**Problem description:**
Look for the string "JSON" in the material below. Copy every line where you find it.

**Input records:**
__________________________________________________

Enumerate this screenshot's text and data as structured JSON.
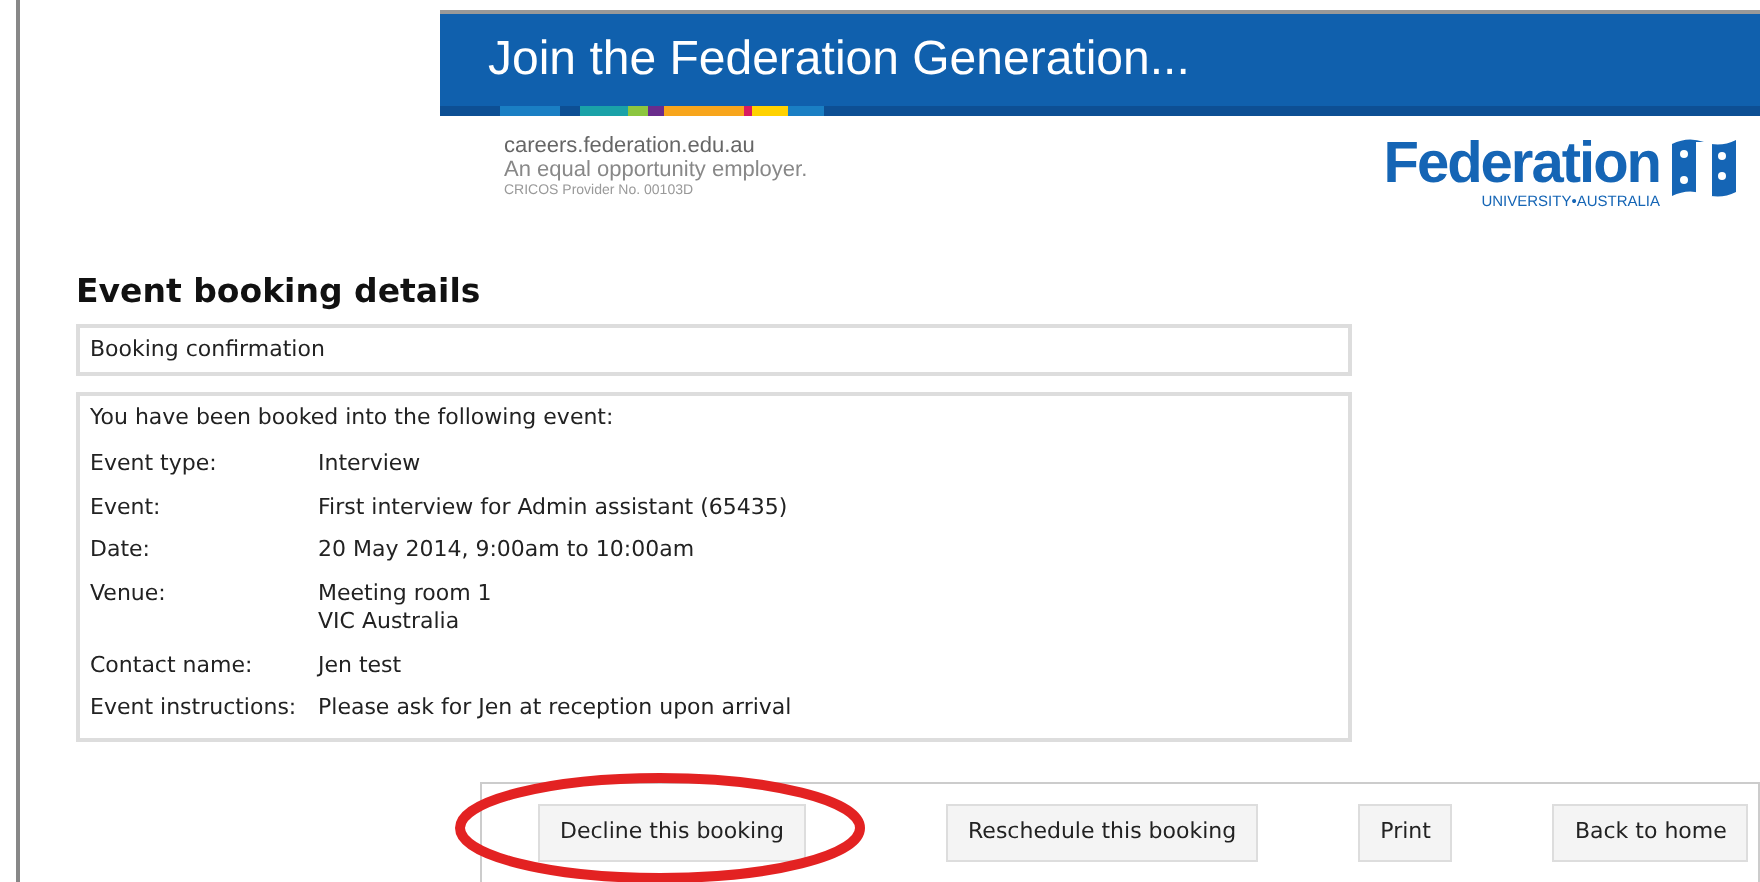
{
  "banner": {
    "title": "Join the Federation Generation...",
    "website": "careers.federation.edu.au",
    "tagline": "An equal opportunity employer.",
    "provider": "CRICOS Provider No. 00103D",
    "logo_name": "Federation",
    "logo_sub": "UNIVERSITY•AUSTRALIA"
  },
  "heading": "Event booking details",
  "confirmation_title": "Booking confirmation",
  "details": {
    "intro": "You have been booked into the following event:",
    "rows": [
      {
        "label": "Event type:",
        "lines": [
          "Interview"
        ]
      },
      {
        "label": "Event:",
        "lines": [
          "First interview for Admin assistant (65435)"
        ]
      },
      {
        "label": "Date:",
        "lines": [
          "20 May 2014, 9:00am to 10:00am"
        ]
      },
      {
        "label": "Venue:",
        "lines": [
          "Meeting room 1",
          "VIC Australia"
        ]
      },
      {
        "label": "Contact name:",
        "lines": [
          "Jen test"
        ]
      },
      {
        "label": "Event instructions:",
        "lines": [
          "Please ask for Jen at reception upon arrival"
        ]
      }
    ]
  },
  "buttons": [
    {
      "label": "Decline this booking",
      "highlighted": true
    },
    {
      "label": "Reschedule this booking",
      "highlighted": false
    },
    {
      "label": "Print",
      "highlighted": false
    },
    {
      "label": "Back to home",
      "highlighted": false
    }
  ]
}
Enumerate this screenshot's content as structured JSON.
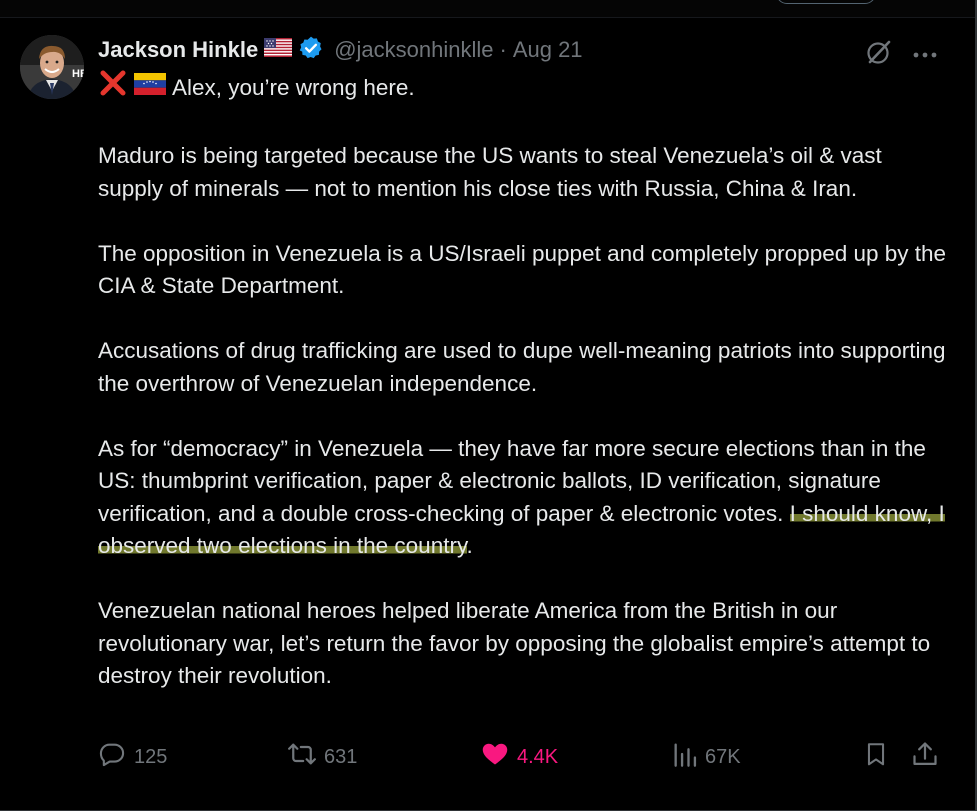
{
  "tweet": {
    "author": {
      "name": "Jackson Hinkle",
      "handle": "@jacksonhinklle",
      "separator": "·",
      "date": "Aug 21",
      "verified": true,
      "flag_icon": "us-flag-icon",
      "avatar_badge": "HB"
    },
    "body": {
      "emoji_icons": [
        "cross-mark-icon",
        "venezuela-flag-icon"
      ],
      "line1": "Alex, you’re wrong here.",
      "para1": "Maduro is being targeted because the US wants to steal Venezuela’s oil & vast supply of minerals — not to mention his close ties with Russia, China & Iran.",
      "para2": "The opposition in Venezuela is a US/Israeli puppet and completely propped up by the CIA & State Department.",
      "para3": "Accusations of drug trafficking are used to dupe well-meaning patriots into supporting the overthrow of Venezuelan independence.",
      "para4_start": "As for “democracy” in Venezuela — they have far more secure elections than in the US: thumbprint verification, paper & electronic ballots, ID verification, signature verification, and a double cross-checking of paper & electronic votes. ",
      "para4_highlight": "I should know, I observed two elections in the country",
      "para4_end": ".",
      "para5": "Venezuelan national heroes helped liberate America from the British in our revolutionary war, let’s return the favor by opposing the globalist empire’s attempt to destroy their revolution."
    },
    "actions": {
      "replies": "125",
      "reposts": "631",
      "likes": "4.4K",
      "views": "67K",
      "liked": true
    },
    "header_icons": [
      "grok-icon",
      "more-icon"
    ]
  },
  "colors": {
    "background": "#000000",
    "text": "#e7e9ea",
    "muted": "#71767b",
    "like": "#f91880",
    "verified": "#1d9bf0",
    "highlight": "#969c3c"
  }
}
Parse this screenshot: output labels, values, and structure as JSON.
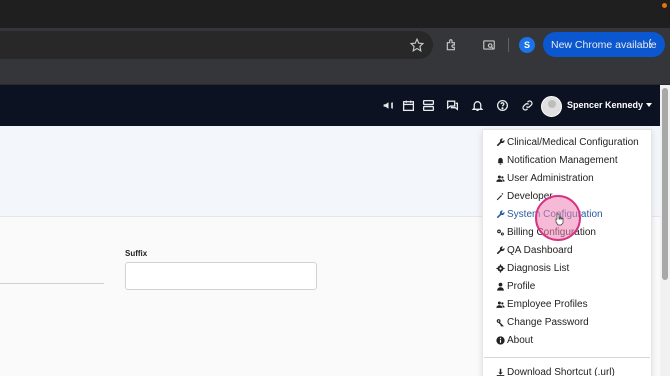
{
  "browser": {
    "update_button_label": "New Chrome available",
    "profile_initial": "S",
    "toolbar_icons": [
      "star-icon",
      "extensions-icon",
      "tab-search-icon"
    ]
  },
  "app": {
    "nav_icons": [
      "megaphone-icon",
      "calendar-icon",
      "layers-icon",
      "chat-icon",
      "bell-icon",
      "help-icon",
      "link-icon"
    ],
    "user_name": "Spencer Kennedy"
  },
  "form": {
    "suffix_label": "Suffix",
    "suffix_value": ""
  },
  "menu": {
    "items": [
      {
        "label": "Clinical/Medical Configuration",
        "icon": "wrench-icon"
      },
      {
        "label": "Notification Management",
        "icon": "bell-icon"
      },
      {
        "label": "User Administration",
        "icon": "users-icon"
      },
      {
        "label": "Developer",
        "icon": "magic-wand-icon"
      },
      {
        "label": "System Configuration",
        "icon": "wrench-icon",
        "active": true
      },
      {
        "label": "Billing Configuration",
        "icon": "cogs-icon"
      },
      {
        "label": "QA Dashboard",
        "icon": "wrench-icon"
      },
      {
        "label": "Diagnosis List",
        "icon": "gear-icon"
      },
      {
        "label": "Profile",
        "icon": "user-icon"
      },
      {
        "label": "Employee Profiles",
        "icon": "users-icon"
      },
      {
        "label": "Change Password",
        "icon": "key-icon"
      },
      {
        "label": "About",
        "icon": "info-icon"
      },
      {
        "label": "Download Shortcut (.url)",
        "icon": "download-icon"
      }
    ]
  },
  "colors": {
    "nav_bg": "#0c1222",
    "active_item": "#2a5aa0",
    "update_button": "#0b57d0",
    "click_ring": "#d63384"
  }
}
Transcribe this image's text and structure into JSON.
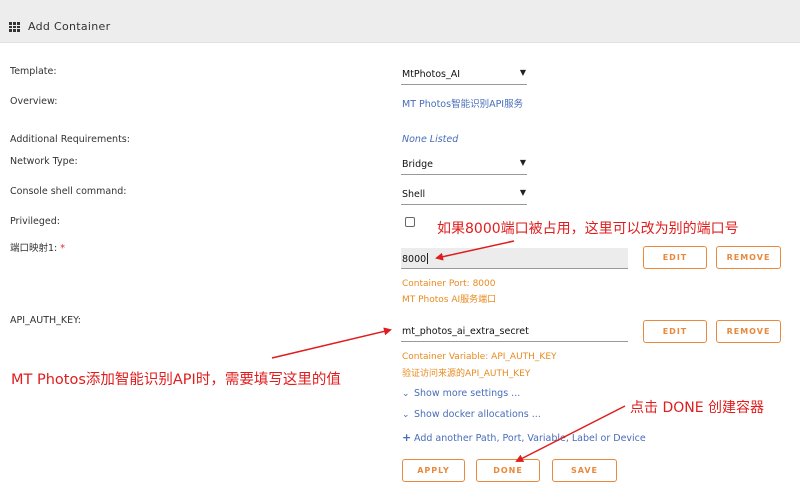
{
  "header": {
    "title": "Add Container",
    "icon": "grid-icon"
  },
  "form": {
    "template": {
      "label": "Template:",
      "value": "MtPhotos_AI"
    },
    "overview": {
      "label": "Overview:",
      "value": "MT Photos智能识别API服务"
    },
    "additional": {
      "label": "Additional Requirements:",
      "value": "None Listed"
    },
    "network": {
      "label": "Network Type:",
      "value": "Bridge"
    },
    "console": {
      "label": "Console shell command:",
      "value": "Shell"
    },
    "privileged": {
      "label": "Privileged:",
      "checked": false
    },
    "port": {
      "label": "端口映射1:",
      "required_mark": "*",
      "value": "8000",
      "edit_label": "EDIT",
      "remove_label": "REMOVE",
      "info1": "Container Port: 8000",
      "info2": "MT Photos AI服务端口"
    },
    "api_key": {
      "label": "API_AUTH_KEY:",
      "value": "mt_photos_ai_extra_secret",
      "edit_label": "EDIT",
      "remove_label": "REMOVE",
      "info1": "Container Variable: API_AUTH_KEY",
      "info2": "验证访问来源的API_AUTH_KEY"
    },
    "show_more": "Show more settings ...",
    "show_docker": "Show docker allocations ...",
    "add_another": "Add another Path, Port, Variable, Label or Device",
    "buttons": {
      "apply": "APPLY",
      "done": "DONE",
      "save": "SAVE"
    }
  },
  "annotations": {
    "port_note": "如果8000端口被占用，这里可以改为别的端口号",
    "key_note": "MT Photos添加智能识别API时，需要填写这里的值",
    "done_note": "点击 DONE 创建容器"
  },
  "colors": {
    "accent": "#e8893d",
    "link": "#486dba",
    "annotation": "#e01c1c"
  }
}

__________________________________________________

**Finished task:**
Enumerate this screenshot's text and data as structured JSON.
Enumerate this screenshot's content as structured JSON.
Parse this screenshot: output labels, values, and structure as JSON.
Transcribe this image's text and structure into JSON.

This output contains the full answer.